Register now for the second webinar in the Animal health aspects related to African swine fever series, “Public health aspects related to African swine fever and global animal health” on Thursday, February 16, 2023 at 7:00 AM Central Standard Time.Continue reading “Public health aspects related to African swine fever and global animal health – A free webinar”
Animal health aspects related to African swine fever is a three-webinar series which will explore the unknowns and less obvious negative consequences of global disease pandemics using African Swine Fever as a model and begin a conversation about the need for preparedness and development of contingency plans when or if it occurs in the U.S. and elsewhere. The first webinar takes place on Wednesday, January 11, 2023, 7:00 AM Central Standard Time.Continue reading “University of Minnesota iCOMOS/African Swine Fever Webinar Series”
Three fellowships are available for graduate students focusing their research on practical solutions for the swine industry: the Morrison, Pijoan and PIC fellowships. Congratulations to this year’s new recipients! We look forward to hearing more from you at the upcoming Allen D. Leman Swine Conference on September 18-21.Continue reading “The UMN swine fellowships continue to support students and industry-focused research”
In this new publication from the Journal of Veterinary Medical Education, Dr. Perle Zhitnitskiy from the UMN swine group, in collaboration with Dr. Beth Ventura explores the impact that various educational initiatives have on first-year veterinary students attitudes towards swine production.
- First-year students undergo 1-hour lecture and one farm visit in their first year of the curriculum.
- Knowledge and attitudes towards pigs improved after the educational initiatives.

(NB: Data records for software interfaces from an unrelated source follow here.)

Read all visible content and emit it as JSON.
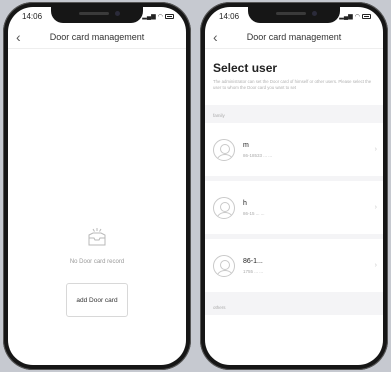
{
  "left_phone": {
    "status_time": "14:06",
    "nav_title": "Door card management",
    "empty_text": "No Door card record",
    "add_button": "add Door card"
  },
  "right_phone": {
    "status_time": "14:06",
    "nav_title": "Door card management",
    "select_title": "Select user",
    "select_desc": "The administrator can set the Door card of himself or other users. Please select the user to whom the Door card you want to set",
    "section_family": "family",
    "section_others": "others",
    "users": [
      {
        "name": "m",
        "sub": "86-18533 ... ..."
      },
      {
        "name": "h",
        "sub": "86-15 ... ..."
      },
      {
        "name": "86-1...",
        "sub": "1755 ... ..."
      }
    ]
  }
}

- Students became more segmented in their overall view of swine production.
- Provision of enrichment did not increase students’ satisfaction with the level of animal welfare on the farm.